A legendary heldenbass and chamber singer, Herbert Alsen initially wanted to become a violinist and studied that instrument at the local Hildesheim School of Humanistic Studies. During his Gymnasium years, he was the concertmaster in the episcopal orchestra and played at Sunday masses. It wasn’t until his later music studies in Berlin that he discovered his voice. During the Haydn Jahr celebration of 1931-1932, Alsen toured as a member of the choir that performed that composer’s Die Jahreszeiten (The Seasons) and Die Schöpfung (The Creation) throughout half of Germany. When the tour reached Hamburg, he was immediately contracted to sing as first bass in several roles at Hagen in Westfalen.
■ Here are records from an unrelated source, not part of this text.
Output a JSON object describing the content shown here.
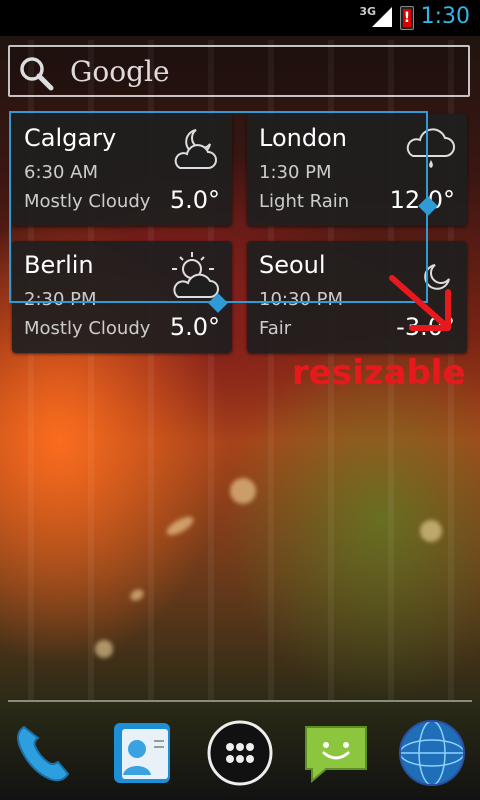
{
  "status_bar": {
    "network": "3G",
    "time": "1:30"
  },
  "search": {
    "label": "Google"
  },
  "widgets": [
    {
      "city": "Calgary",
      "time": "6:30 AM",
      "condition": "Mostly Cloudy",
      "temp": "5.0°",
      "icon": "cloudy-moon-icon"
    },
    {
      "city": "London",
      "time": "1:30 PM",
      "condition": "Light Rain",
      "temp": "12.0°",
      "icon": "rain-cloud-icon"
    },
    {
      "city": "Berlin",
      "time": "2:30 PM",
      "condition": "Mostly Cloudy",
      "temp": "5.0°",
      "icon": "partly-cloudy-sun-icon"
    },
    {
      "city": "Seoul",
      "time": "10:30 PM",
      "condition": "Fair",
      "temp": "-3.0°",
      "icon": "moon-icon"
    }
  ],
  "annotation": {
    "text": "resizable",
    "color": "#e8191c"
  },
  "accent_color": "#33b5e5",
  "resize_frame_color": "#2f9ad3",
  "dock": [
    {
      "icon": "phone-icon"
    },
    {
      "icon": "contacts-icon"
    },
    {
      "icon": "app-drawer-icon"
    },
    {
      "icon": "messaging-icon"
    },
    {
      "icon": "browser-globe-icon"
    }
  ]
}
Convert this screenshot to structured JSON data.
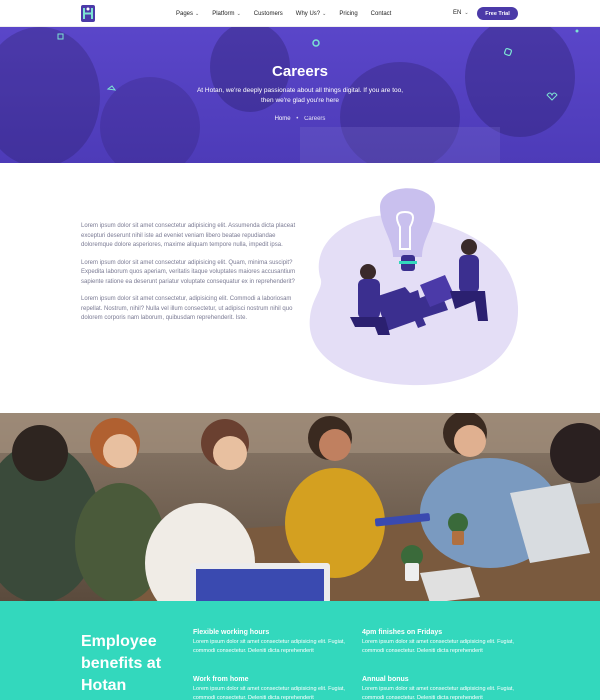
{
  "nav": {
    "items": [
      {
        "label": "Pages",
        "dropdown": true
      },
      {
        "label": "Platform",
        "dropdown": true
      },
      {
        "label": "Customers",
        "dropdown": false
      },
      {
        "label": "Why Us?",
        "dropdown": true
      },
      {
        "label": "Pricing",
        "dropdown": false
      },
      {
        "label": "Contact",
        "dropdown": false
      }
    ],
    "language": "EN",
    "cta_label": "Free Trial"
  },
  "hero": {
    "title": "Careers",
    "subtitle": "At Hotan, we're deeply passionate about all things digital. If you are too, then we're glad you're here",
    "breadcrumb_home": "Home",
    "breadcrumb_separator": "•",
    "breadcrumb_current": "Careers"
  },
  "about": {
    "paragraphs": [
      "Lorem ipsum dolor sit amet consectetur adipisicing elit. Assumenda dicta placeat excepturi deserunt nihil iste ad eveniet veniam libero beatae repudiandae doloremque dolore asperiores, maxime aliquam tempore nulla, impedit ipsa.",
      "Lorem ipsum dolor sit amet consectetur adipisicing elit. Quam, minima suscipit? Expedita laborum quos aperiam, veritatis itaque voluptates maiores accusantium sapiente ratione ea deserunt pariatur voluptate consequatur ex in reprehenderit?",
      "Lorem ipsum dolor sit amet consectetur, adipisicing elit. Commodi a laboriosam repellat. Nostrum, nihil? Nulla vel illum consectetur, ut adipisci nostrum nihil quo dolorem corporis nam laborum, quibusdam reprehenderit. Iste."
    ]
  },
  "benefits": {
    "title": "Employee benefits at Hotan",
    "items": [
      {
        "title": "Flexible working hours",
        "text": "Lorem ipsum dolor sit amet consectetur adipisicing elit. Fugiat, commodi consectetur. Deleniti dicta reprehenderit"
      },
      {
        "title": "4pm finishes on Fridays",
        "text": "Lorem ipsum dolor sit amet consectetur adipisicing elit. Fugiat, commodi consectetur. Deleniti dicta reprehenderit"
      },
      {
        "title": "Work from home",
        "text": "Lorem ipsum dolor sit amet consectetur adipisicing elit. Fugiat, commodi consectetur. Deleniti dicta reprehenderit"
      },
      {
        "title": "Annual bonus",
        "text": "Lorem ipsum dolor sit amet consectetur adipisicing elit. Fugiat, commodi consectetur. Deleniti dicta reprehenderit"
      }
    ]
  },
  "colors": {
    "brand_purple": "#4b3aa8",
    "hero_purple": "#5a46c9",
    "teal": "#33d8bd",
    "illustration_lavender": "#e4def6"
  },
  "icons": {
    "logo": "hotan-logo-icon",
    "dropdown": "chevron-down-icon"
  }
}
His debut was in the role of Rocco in Beethoven’s Fidelio, and that performance was followed with ten more parts during the first year of his engagement. After performances in Dessau and Wiesbaden, he received offers to sing in Hamburg and Vienna. In 1936, he gave his first performance at the Wiener Staatsoper. That same year, he sang the role of Komtur in Mozart’s Don Giovanni with Bruno Walter conducting, and the role of Pogner in Wagner’s Die Meistersinger von Nürnberg with Arturo Toscanini conducting. After two seasons with the Wiener Staatsoper he was engaged to appear at the Metropolitan Opera in New York. And afterward, he appeared on major opera stages, including La Scala, Covent Garden, Deutsche Staatsoper, and the Grand Opéra. He created more than 50 parts, the most popular of which were Gurnemanz in Wagner’s Parsifal, Sarastro in Mozart’s Die Zauberflöte (The Magic Flute), and Osmin in Mozart’s Die Entführung aus dem Serail (The Abduction From the Seraglio). In 1955, Alsen vacationed with his wife Gisela and daughter Marina in Mörbisch, a small town then right on the border of the Iron Curtain. He described the place as a “lovely, friendly little spot with peasant houses and dozens of wine cellars.” Upon sighting the Mörbisch bay, he decided then and there to organize the Mörbischer Seefestspiele (Mörbisch Sea Festivals), which a mere two years later premiered with Johann Strauss’ Zigeunerbaron (The Gypsy Baron). In 1959 Alsen converted the Forchtenstein castle moat into a stage. Until his passing in 1978, he carried on his singing career between the two country festivals.
Herbert Alsen Autograph